→ **REQUIRED ACTION**
The answer must consist of every line from the data that holds "участок".

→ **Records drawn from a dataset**
================
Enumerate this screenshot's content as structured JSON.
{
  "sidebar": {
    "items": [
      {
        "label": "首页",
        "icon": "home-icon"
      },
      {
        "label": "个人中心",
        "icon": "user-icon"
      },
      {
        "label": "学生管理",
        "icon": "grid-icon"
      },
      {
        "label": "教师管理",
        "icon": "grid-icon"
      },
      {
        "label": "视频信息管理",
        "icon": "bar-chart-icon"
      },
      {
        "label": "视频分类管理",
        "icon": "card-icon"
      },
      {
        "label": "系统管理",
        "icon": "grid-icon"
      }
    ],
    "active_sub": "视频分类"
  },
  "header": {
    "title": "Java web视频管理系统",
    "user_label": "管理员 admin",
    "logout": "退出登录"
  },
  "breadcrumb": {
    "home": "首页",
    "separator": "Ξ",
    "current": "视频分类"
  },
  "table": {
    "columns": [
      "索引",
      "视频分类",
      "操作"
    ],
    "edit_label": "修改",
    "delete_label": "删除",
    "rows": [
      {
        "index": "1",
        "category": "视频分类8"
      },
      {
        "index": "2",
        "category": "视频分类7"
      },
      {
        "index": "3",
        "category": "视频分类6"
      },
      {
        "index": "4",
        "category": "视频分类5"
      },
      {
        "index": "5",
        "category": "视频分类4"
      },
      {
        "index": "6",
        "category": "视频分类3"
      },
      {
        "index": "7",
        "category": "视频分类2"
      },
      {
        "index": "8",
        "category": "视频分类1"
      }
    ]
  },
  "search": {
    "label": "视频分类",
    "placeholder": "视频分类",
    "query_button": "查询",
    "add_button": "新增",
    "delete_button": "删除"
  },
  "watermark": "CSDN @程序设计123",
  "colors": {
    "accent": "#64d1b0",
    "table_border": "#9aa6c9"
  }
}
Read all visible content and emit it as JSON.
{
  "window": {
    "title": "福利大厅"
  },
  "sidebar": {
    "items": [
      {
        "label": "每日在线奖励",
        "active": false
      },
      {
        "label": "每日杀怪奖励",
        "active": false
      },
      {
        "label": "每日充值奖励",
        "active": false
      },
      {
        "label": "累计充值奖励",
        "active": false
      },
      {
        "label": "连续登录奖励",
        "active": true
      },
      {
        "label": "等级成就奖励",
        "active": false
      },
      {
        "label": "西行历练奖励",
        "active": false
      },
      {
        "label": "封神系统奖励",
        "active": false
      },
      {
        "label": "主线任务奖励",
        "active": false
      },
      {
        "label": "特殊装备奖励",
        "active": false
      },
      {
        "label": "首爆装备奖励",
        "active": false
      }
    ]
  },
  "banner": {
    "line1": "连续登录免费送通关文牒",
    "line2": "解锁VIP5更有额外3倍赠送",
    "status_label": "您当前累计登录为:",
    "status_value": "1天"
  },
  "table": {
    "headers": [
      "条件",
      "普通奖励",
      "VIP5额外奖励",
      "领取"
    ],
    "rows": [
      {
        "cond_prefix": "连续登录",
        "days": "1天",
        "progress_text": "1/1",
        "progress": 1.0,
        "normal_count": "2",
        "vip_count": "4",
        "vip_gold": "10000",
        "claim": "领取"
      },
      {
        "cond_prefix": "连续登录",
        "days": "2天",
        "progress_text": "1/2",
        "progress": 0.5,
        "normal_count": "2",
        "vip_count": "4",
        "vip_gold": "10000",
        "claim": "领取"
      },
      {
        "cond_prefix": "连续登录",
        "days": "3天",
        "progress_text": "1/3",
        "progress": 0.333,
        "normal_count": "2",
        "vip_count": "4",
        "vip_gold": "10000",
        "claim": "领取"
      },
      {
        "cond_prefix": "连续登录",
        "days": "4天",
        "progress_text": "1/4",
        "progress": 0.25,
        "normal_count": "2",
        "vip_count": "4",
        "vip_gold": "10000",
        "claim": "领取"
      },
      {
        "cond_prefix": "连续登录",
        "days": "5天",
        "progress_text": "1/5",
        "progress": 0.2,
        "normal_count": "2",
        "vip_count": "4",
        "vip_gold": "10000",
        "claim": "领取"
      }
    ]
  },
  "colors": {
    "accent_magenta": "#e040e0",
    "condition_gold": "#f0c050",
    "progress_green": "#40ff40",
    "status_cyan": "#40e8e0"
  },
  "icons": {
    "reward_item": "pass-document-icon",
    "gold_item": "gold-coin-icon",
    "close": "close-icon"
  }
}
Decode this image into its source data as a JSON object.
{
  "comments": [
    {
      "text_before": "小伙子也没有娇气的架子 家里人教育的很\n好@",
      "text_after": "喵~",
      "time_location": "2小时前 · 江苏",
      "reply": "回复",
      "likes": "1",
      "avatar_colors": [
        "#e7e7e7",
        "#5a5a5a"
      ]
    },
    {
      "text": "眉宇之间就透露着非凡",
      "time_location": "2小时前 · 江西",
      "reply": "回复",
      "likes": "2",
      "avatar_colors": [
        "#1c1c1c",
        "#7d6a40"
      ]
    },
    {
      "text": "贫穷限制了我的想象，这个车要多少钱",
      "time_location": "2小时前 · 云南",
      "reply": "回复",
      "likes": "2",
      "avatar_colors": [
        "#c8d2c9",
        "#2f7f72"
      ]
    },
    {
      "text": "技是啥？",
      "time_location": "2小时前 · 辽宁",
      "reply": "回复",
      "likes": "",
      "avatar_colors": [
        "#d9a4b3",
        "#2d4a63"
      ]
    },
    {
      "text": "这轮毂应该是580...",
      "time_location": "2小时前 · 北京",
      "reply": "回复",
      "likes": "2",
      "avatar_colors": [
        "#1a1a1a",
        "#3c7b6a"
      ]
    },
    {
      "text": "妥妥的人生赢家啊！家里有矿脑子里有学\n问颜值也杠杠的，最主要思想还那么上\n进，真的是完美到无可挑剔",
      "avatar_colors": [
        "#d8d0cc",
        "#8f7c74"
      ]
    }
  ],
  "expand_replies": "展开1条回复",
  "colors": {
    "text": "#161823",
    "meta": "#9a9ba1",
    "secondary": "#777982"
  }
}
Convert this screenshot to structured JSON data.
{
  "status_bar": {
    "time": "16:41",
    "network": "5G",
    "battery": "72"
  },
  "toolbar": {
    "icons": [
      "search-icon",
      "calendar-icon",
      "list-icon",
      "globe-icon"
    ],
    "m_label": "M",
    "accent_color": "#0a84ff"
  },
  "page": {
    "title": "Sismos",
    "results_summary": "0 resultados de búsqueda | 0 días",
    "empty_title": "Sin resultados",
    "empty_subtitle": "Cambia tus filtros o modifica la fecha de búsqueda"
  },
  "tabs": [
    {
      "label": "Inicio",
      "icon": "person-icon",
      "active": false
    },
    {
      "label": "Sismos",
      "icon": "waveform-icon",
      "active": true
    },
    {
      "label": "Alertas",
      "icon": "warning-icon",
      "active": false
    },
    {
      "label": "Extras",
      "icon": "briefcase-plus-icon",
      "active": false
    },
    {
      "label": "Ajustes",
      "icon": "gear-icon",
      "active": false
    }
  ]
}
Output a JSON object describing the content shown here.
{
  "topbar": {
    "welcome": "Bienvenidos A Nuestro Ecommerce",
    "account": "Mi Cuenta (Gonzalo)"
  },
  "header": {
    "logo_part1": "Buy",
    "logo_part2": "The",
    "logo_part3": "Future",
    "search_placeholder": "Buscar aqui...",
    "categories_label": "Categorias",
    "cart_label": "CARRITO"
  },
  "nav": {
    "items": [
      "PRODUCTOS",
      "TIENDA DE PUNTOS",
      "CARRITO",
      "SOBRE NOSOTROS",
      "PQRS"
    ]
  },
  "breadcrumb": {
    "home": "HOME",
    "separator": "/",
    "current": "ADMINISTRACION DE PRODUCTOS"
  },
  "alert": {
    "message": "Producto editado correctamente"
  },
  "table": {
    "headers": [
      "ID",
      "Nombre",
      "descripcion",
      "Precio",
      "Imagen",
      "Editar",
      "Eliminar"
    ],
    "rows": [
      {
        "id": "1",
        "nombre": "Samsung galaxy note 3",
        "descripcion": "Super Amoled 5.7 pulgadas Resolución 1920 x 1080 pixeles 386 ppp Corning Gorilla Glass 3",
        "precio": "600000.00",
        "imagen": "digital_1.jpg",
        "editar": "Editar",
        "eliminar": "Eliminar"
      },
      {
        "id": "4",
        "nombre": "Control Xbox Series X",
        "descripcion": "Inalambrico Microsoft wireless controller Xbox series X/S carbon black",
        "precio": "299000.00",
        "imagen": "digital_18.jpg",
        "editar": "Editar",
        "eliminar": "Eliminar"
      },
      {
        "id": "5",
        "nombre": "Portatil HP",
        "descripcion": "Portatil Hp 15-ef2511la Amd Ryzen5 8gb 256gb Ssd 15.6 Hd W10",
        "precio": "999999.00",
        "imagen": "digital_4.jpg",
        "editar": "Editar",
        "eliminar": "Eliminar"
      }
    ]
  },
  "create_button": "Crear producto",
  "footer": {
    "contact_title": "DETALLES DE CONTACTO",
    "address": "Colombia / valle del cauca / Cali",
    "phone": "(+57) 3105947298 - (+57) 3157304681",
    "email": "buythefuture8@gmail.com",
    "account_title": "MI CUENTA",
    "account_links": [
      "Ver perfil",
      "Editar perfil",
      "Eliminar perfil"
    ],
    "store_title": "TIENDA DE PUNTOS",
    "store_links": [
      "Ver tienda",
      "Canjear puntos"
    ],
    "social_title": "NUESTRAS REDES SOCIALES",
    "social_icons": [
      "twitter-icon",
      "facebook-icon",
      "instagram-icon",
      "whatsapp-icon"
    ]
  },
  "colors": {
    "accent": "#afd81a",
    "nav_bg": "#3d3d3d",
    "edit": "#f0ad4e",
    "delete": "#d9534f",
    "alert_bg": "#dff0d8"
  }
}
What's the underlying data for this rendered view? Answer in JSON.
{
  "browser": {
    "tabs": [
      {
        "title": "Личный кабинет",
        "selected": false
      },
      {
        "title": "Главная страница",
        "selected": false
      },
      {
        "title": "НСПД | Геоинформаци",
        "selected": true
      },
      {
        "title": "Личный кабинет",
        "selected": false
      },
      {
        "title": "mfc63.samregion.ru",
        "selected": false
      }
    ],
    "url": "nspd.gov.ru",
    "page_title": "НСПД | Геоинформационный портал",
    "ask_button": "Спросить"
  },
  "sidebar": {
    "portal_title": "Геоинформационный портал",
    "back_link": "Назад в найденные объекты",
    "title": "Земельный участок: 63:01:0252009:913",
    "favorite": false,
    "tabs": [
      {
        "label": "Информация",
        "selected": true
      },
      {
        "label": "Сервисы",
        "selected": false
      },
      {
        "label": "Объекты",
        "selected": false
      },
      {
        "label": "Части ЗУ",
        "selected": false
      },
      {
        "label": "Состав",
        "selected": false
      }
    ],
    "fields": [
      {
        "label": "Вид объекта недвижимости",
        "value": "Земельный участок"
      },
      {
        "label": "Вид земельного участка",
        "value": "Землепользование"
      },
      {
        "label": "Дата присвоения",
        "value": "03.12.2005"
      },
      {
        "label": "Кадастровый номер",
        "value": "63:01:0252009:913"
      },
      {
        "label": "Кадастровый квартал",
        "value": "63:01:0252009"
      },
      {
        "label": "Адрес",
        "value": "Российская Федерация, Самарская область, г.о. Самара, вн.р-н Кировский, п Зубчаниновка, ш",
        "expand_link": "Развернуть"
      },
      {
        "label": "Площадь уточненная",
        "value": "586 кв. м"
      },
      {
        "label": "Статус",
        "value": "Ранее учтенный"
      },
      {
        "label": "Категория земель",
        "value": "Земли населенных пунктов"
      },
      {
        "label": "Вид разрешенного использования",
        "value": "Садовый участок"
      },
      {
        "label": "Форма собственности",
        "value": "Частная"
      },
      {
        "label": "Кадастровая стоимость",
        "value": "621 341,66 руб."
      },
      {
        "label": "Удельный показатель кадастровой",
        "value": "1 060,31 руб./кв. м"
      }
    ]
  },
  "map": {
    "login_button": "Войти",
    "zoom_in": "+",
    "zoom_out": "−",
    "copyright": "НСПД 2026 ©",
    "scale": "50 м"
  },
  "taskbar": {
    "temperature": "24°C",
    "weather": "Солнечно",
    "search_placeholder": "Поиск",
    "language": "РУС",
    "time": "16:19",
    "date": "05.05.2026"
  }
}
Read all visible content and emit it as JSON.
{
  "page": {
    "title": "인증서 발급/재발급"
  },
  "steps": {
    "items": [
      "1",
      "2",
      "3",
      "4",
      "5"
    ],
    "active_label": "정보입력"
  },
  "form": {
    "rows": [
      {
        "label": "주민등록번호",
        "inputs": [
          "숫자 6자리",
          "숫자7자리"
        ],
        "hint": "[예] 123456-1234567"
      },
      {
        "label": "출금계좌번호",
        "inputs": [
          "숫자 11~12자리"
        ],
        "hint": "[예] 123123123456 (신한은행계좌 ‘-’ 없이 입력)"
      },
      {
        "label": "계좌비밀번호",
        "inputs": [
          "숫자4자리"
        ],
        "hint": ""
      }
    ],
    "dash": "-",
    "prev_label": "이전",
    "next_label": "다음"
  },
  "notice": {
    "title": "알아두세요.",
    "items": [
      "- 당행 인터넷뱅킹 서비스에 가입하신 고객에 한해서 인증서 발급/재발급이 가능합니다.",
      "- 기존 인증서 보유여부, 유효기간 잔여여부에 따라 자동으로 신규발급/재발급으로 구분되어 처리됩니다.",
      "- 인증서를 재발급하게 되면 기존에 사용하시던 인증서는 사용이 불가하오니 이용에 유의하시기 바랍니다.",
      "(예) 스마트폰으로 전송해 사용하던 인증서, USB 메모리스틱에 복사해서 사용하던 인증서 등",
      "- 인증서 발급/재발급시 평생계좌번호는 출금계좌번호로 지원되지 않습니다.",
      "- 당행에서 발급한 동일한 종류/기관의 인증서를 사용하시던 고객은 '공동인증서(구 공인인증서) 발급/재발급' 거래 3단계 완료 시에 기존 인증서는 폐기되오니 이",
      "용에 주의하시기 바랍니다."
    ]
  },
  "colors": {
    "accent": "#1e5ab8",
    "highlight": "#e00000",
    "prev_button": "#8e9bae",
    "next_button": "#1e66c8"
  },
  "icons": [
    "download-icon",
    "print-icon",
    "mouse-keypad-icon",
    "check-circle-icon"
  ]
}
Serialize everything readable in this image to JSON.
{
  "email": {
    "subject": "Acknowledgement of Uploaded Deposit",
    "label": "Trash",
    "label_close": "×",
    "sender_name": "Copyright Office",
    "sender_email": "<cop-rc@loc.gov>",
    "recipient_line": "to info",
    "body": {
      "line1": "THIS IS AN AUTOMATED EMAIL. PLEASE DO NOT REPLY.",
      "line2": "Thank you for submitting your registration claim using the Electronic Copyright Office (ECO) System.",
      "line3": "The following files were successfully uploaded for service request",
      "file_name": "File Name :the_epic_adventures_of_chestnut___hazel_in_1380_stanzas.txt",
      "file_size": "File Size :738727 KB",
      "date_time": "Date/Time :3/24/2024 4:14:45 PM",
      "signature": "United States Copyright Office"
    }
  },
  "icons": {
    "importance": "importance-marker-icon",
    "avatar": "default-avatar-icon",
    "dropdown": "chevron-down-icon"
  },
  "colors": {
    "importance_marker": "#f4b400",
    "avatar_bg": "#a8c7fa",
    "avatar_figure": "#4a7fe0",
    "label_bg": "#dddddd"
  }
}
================
→ **ANSWER TO THIS TASK**
    "title": "Земельный участок: 63:01:0252009:913",
        "value": "Земельный участок"
        "value": "Садовый участок"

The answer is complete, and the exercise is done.